What is your favorite thing about being an entertainer?
The audiences! In my working repertoire, I have effects that I’ve been doing for over 10 years. Like all jobs, there are moments that can feel repetitive. But by always interacting with different people, I’m constantly on my toes. I would hate to do the same exact set every night, so I’m very thankful that people are, in general, so odd and unpredictable.
You offer Magic camps? Where can we sign up?
This summer I’m not personally working many camps because my performance schedule is so hectic. But for any kids looking to get a start, I’m in close contact with all the instructors at Future Stars Camps, and I usually pop in for a day or two to talk with the kids. They have a great program with several locations over the summer.
What is your most beloved magic trick?
I think it depends on my mood. Right now, it’s an effect in Nothing Here Is Real that combines a true story about my grandparents with some props that were used earlier in the show. As I approach that moment in the show, I feel everything coming full circle just before the audience does, and I get really excited.
What big adventure/s would you still like to tackle in your life time?
Right now, my wife and I have a four year old and a one year old. Raising them is the biggest and greatest adventure I’ve tackled, and it doesn’t leave much room for others! But eventually, I’d like to bring my show to other parts of the world.

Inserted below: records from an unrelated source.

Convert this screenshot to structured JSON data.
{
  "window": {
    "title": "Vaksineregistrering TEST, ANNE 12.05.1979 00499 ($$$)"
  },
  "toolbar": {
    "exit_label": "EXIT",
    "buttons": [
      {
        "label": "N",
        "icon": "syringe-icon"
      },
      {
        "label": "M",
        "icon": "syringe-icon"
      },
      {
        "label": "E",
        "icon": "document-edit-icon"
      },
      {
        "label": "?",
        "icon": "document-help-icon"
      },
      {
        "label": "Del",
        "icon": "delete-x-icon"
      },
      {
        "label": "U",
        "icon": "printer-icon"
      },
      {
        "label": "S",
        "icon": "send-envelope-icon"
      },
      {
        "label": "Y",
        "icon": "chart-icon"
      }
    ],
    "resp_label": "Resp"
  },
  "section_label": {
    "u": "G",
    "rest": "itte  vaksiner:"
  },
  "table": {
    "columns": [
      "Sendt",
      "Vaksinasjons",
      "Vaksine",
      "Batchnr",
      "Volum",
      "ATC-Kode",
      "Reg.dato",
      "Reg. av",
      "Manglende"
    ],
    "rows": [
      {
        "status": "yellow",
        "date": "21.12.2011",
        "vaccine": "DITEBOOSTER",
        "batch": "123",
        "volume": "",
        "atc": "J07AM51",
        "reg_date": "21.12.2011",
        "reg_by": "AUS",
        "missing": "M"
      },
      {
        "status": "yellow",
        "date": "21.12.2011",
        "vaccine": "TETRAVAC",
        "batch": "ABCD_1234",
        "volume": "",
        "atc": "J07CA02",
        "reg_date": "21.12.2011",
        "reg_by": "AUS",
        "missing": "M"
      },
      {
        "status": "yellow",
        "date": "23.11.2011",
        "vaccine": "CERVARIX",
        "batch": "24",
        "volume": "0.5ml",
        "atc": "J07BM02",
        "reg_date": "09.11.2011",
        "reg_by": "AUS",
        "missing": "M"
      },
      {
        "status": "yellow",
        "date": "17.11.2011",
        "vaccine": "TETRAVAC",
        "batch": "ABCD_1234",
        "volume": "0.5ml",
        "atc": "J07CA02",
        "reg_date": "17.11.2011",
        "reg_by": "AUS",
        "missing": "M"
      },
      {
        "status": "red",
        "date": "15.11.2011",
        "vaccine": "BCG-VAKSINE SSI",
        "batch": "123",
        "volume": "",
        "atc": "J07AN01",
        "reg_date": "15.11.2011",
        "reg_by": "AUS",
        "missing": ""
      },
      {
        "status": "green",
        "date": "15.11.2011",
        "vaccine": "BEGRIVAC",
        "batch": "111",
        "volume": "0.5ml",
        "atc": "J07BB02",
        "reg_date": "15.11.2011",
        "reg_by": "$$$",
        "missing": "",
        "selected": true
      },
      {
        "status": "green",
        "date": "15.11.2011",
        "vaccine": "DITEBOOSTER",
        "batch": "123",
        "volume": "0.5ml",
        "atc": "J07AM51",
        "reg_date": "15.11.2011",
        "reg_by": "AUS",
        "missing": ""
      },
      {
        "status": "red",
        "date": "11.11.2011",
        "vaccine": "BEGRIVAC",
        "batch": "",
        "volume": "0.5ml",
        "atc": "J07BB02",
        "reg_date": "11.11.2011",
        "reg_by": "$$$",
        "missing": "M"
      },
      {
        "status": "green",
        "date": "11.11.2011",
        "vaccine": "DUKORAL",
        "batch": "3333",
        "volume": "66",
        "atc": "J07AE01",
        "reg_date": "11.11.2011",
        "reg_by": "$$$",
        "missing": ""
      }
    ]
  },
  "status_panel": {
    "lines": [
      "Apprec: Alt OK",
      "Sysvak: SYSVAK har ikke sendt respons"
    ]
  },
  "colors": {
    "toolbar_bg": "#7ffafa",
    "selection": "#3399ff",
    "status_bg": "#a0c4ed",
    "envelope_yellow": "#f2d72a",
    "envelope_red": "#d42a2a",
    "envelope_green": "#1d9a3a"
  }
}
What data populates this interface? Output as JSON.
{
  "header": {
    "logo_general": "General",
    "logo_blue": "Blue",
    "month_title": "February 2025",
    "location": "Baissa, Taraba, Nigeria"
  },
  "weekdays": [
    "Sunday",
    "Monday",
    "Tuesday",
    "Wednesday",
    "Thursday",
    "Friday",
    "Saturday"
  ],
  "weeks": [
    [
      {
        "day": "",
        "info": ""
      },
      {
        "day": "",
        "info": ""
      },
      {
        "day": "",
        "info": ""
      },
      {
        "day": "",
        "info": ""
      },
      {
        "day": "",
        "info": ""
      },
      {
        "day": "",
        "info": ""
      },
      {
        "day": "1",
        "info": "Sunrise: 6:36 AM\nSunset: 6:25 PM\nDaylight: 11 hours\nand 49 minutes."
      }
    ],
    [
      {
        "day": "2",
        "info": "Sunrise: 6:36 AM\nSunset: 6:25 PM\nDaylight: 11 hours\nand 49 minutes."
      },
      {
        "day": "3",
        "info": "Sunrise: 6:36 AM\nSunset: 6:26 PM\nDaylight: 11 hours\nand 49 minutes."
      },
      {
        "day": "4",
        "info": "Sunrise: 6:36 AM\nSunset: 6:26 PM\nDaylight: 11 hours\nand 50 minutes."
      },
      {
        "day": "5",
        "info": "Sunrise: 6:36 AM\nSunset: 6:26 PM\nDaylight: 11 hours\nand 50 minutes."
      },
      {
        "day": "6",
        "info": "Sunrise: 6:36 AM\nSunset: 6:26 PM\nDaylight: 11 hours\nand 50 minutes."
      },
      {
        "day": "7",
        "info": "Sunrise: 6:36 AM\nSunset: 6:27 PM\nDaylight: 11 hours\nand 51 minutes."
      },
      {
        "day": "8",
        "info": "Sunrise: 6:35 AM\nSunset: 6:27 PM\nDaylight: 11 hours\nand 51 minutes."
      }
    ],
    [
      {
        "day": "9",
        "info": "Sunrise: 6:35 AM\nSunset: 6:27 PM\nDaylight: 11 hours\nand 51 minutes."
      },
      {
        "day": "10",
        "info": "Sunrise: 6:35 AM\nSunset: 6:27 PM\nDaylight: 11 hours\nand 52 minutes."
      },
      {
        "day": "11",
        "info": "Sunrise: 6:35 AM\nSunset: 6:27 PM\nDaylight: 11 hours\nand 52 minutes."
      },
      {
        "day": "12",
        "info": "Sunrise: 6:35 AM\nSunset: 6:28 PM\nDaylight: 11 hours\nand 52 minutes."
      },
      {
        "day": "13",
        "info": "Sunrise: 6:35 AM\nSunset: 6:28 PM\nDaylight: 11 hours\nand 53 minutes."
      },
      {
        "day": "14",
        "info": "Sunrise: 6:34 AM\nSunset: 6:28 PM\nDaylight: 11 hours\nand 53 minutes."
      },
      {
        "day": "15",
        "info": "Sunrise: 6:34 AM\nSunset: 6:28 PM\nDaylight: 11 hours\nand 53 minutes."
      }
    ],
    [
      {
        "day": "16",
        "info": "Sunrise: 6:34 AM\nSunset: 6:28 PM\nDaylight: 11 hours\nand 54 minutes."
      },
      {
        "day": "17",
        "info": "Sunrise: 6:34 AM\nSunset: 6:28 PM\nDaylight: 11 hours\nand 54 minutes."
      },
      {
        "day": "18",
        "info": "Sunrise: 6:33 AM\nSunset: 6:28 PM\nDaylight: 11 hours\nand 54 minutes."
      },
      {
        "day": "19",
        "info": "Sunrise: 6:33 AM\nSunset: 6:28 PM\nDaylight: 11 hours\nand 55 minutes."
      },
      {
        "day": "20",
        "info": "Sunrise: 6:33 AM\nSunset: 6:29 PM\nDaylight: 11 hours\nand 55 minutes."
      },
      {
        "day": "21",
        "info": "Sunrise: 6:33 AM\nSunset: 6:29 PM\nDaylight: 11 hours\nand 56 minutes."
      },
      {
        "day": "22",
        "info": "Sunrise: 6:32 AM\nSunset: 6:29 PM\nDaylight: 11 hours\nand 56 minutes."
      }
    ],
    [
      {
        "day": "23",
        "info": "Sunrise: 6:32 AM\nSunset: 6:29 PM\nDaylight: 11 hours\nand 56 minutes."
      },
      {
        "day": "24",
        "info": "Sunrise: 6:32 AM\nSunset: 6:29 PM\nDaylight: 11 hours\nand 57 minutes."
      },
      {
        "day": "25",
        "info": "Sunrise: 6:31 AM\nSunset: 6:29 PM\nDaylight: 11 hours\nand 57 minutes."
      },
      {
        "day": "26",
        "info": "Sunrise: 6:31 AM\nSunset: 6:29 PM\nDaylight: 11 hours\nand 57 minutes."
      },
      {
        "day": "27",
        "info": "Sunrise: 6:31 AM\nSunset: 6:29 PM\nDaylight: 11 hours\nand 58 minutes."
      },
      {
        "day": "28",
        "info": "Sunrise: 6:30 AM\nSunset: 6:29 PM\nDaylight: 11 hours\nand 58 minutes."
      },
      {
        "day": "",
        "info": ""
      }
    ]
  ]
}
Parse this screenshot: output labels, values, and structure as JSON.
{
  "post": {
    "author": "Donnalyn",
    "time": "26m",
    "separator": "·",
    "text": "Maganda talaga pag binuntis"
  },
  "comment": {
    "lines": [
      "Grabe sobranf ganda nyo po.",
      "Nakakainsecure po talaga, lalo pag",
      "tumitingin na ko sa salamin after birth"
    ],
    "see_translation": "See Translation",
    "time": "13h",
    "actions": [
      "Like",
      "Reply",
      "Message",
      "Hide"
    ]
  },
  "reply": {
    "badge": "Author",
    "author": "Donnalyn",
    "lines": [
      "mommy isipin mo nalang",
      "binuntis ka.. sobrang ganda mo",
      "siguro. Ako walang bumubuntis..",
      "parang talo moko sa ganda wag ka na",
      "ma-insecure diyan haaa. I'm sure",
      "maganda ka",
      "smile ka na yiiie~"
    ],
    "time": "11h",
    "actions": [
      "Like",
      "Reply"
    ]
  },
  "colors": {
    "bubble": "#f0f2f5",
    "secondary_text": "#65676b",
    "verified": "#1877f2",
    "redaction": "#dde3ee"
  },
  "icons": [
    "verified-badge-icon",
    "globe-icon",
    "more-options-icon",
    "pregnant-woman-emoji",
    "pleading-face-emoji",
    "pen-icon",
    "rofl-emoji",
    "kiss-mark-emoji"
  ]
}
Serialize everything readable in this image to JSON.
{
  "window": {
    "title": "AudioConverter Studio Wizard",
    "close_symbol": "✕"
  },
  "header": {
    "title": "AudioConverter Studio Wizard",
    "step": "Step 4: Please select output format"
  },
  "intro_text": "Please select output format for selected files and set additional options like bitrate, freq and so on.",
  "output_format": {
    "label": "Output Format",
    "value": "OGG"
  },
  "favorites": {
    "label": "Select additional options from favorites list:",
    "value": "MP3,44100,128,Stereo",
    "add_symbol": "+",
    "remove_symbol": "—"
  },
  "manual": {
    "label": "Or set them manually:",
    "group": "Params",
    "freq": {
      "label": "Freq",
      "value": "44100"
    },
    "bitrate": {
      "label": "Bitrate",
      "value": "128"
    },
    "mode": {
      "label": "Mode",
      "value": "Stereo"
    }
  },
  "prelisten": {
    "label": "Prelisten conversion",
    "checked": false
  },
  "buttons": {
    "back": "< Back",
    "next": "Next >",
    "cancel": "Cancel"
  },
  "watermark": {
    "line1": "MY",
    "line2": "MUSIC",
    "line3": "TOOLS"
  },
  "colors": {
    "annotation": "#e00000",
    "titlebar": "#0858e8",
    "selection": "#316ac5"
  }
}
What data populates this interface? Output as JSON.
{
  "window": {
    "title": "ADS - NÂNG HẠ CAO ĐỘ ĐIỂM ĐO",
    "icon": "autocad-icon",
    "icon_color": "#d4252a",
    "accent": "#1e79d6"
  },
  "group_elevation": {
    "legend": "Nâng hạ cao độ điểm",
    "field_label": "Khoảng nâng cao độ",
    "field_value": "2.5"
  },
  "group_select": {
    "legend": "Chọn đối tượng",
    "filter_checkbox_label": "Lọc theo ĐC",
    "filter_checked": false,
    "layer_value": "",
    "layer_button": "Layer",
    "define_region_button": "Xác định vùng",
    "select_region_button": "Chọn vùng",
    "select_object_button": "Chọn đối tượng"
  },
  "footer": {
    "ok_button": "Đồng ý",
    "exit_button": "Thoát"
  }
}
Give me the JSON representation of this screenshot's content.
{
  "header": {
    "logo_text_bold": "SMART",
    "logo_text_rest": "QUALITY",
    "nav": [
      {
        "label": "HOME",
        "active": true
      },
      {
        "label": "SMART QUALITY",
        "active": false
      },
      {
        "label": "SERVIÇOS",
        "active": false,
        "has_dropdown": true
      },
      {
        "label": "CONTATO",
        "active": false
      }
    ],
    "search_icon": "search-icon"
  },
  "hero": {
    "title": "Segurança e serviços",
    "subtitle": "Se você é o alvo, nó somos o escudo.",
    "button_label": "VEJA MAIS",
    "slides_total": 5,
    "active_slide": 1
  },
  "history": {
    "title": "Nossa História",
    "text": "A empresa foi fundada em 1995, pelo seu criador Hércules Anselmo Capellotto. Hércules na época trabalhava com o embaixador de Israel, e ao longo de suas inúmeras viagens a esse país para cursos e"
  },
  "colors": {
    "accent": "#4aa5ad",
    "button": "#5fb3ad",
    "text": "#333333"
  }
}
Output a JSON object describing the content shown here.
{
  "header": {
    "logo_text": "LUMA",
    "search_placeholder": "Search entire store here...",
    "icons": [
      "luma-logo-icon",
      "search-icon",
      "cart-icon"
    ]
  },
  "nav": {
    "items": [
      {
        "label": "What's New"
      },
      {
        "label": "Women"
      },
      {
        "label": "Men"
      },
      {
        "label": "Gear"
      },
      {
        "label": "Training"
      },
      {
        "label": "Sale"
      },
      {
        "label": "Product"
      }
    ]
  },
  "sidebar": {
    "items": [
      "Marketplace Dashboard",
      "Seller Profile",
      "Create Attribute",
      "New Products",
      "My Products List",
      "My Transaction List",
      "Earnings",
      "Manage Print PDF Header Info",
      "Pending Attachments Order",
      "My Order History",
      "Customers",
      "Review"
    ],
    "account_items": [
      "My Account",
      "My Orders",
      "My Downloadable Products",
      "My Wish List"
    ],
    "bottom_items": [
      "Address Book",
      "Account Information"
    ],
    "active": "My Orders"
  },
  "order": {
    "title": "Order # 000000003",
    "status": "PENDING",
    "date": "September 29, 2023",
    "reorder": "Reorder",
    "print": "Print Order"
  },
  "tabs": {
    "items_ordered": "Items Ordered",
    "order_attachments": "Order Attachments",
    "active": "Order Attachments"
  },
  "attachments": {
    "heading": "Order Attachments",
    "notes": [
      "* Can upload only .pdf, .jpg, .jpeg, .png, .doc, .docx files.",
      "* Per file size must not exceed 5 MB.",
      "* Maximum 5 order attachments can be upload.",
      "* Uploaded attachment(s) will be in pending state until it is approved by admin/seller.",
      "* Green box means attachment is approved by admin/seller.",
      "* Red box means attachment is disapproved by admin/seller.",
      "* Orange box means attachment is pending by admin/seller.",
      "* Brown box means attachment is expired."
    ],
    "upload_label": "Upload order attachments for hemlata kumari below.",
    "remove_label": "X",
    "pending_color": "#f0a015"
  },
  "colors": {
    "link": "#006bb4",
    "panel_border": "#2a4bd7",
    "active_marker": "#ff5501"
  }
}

Gary Ferrar (Creator, Performer) draws on his love for theater and improvisation in more than 300 performances each year, from live national TV appearances on Fox News, to performing for Howard Stern, Sharon Osbourne, and Howie Mandel on Season 7 of “America’s Got Talent.” Clients like Google, Facebook, and Spotify have all called on Gary to produce entertainment that is both theatrical and mind-blowing for corporate events, product launches, and digital marketing campaigns, such as Buzzfeed’s “Drunk Magic” video, which has been viewed over one million times. Gary has served as a magic consultant for television commercials for Samsung and as a publicity consultant for Lionsgate’s Now You See Me franchise. In addition to performing, Gary has lectured for the oldest magic society in the U.S. and provides private lessons on magic theory for celebrities and influencers such as Ivanka Trump and Ralph Lauren.